> _Action item_: Copy each line of the data beneath in which the word "Сведения" appears.
*** Block opens ***
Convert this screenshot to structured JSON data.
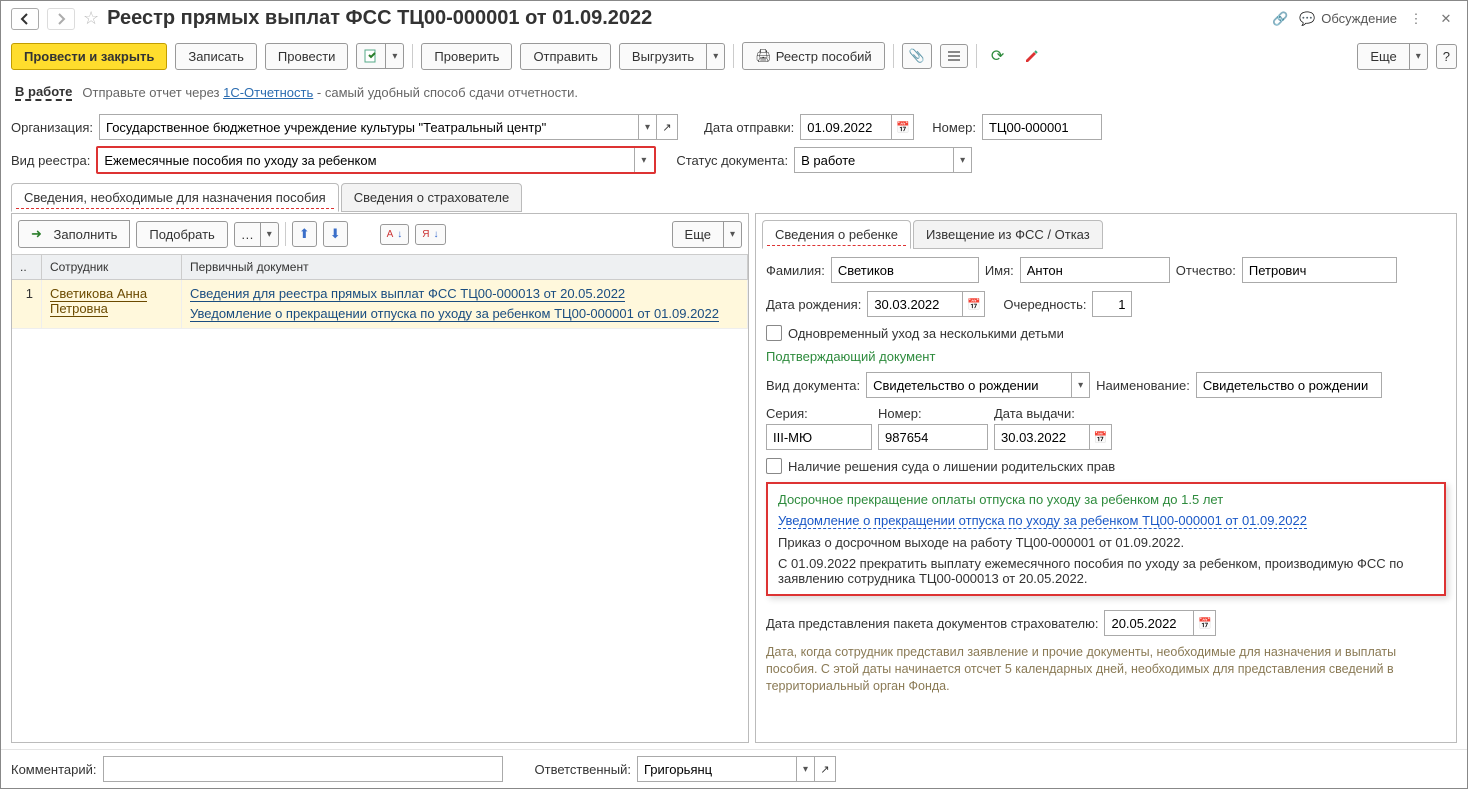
{
  "header": {
    "title": "Реестр прямых выплат ФСС ТЦ00-000001 от 01.09.2022",
    "discussion": "Обсуждение"
  },
  "toolbar": {
    "post_close": "Провести и закрыть",
    "save": "Записать",
    "post": "Провести",
    "check": "Проверить",
    "send": "Отправить",
    "export": "Выгрузить",
    "registry_benefits": "Реестр пособий",
    "more": "Еще"
  },
  "status": {
    "link": "В работе",
    "note_prefix": "Отправьте отчет через ",
    "note_link": "1С-Отчетность",
    "note_suffix": " - самый удобный способ сдачи отчетности."
  },
  "fields": {
    "org_label": "Организация:",
    "org_value": "Государственное бюджетное учреждение культуры \"Театральный центр\"",
    "send_date_label": "Дата отправки:",
    "send_date_value": "01.09.2022",
    "number_label": "Номер:",
    "number_value": "ТЦ00-000001",
    "registry_type_label": "Вид реестра:",
    "registry_type_value": "Ежемесячные пособия по уходу за ребенком",
    "doc_status_label": "Статус документа:",
    "doc_status_value": "В работе"
  },
  "tabs_main": [
    "Сведения, необходимые для назначения пособия",
    "Сведения о страхователе"
  ],
  "left": {
    "fill": "Заполнить",
    "pick": "Подобрать",
    "more": "Еще",
    "th_num": "..",
    "th_emp": "Сотрудник",
    "th_doc": "Первичный документ",
    "rows": [
      {
        "n": "1",
        "emp": "Светикова Анна Петровна",
        "docs": [
          "Сведения для реестра прямых выплат ФСС ТЦ00-000013 от 20.05.2022",
          "Уведомление о прекращении отпуска по уходу за ребенком ТЦ00-000001 от 01.09.2022"
        ]
      }
    ]
  },
  "right": {
    "tabs": [
      "Сведения о ребенке",
      "Извещение из ФСС / Отказ"
    ],
    "child": {
      "fam_label": "Фамилия:",
      "fam": "Светиков",
      "name_label": "Имя:",
      "name": "Антон",
      "patr_label": "Отчество:",
      "patr": "Петрович",
      "dob_label": "Дата рождения:",
      "dob": "30.03.2022",
      "order_label": "Очередность:",
      "order": "1",
      "simul_label": "Одновременный уход за несколькими детьми",
      "docsec_title": "Подтверждающий документ",
      "doc_type_label": "Вид документа:",
      "doc_type": "Свидетельство о рождении",
      "doc_name_label": "Наименование:",
      "doc_name": "Свидетельство о рождении",
      "ser_label": "Серия:",
      "ser": "III-МЮ",
      "num_label": "Номер:",
      "num": "987654",
      "issue_label": "Дата выдачи:",
      "issue": "30.03.2022",
      "deprive_label": "Наличие решения суда о лишении родительских прав"
    },
    "redbox": {
      "title": "Досрочное прекращение оплаты отпуска по уходу за ребенком до 1.5 лет",
      "link": "Уведомление о прекращении отпуска по уходу за ребенком ТЦ00-000001 от 01.09.2022",
      "line1": "Приказ о досрочном выходе на работу ТЦ00-000001 от 01.09.2022.",
      "line2": "С 01.09.2022 прекратить выплату ежемесячного пособия по уходу за ребенком, производимую ФСС по заявлению сотрудника ТЦ00-000013 от 20.05.2022."
    },
    "pkg_date_label": "Дата представления пакета документов страхователю:",
    "pkg_date": "20.05.2022",
    "note": "Дата, когда сотрудник представил заявление и прочие документы, необходимые для назначения и выплаты пособия. С этой даты начинается отсчет 5 календарных дней, необходимых для представления сведений в территориальный орган Фонда."
  },
  "bottom": {
    "comment_label": "Комментарий:",
    "responsible_label": "Ответственный:",
    "responsible_value": "Григорьянц"
  }
}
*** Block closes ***
> _Written solution_:
    "Сведения, необходимые для назначения пособия",
    "Сведения о страхователе"
          "Сведения для реестра прямых выплат ФСС ТЦ00-000013 от 20.05.2022",
      "Сведения о ребенке",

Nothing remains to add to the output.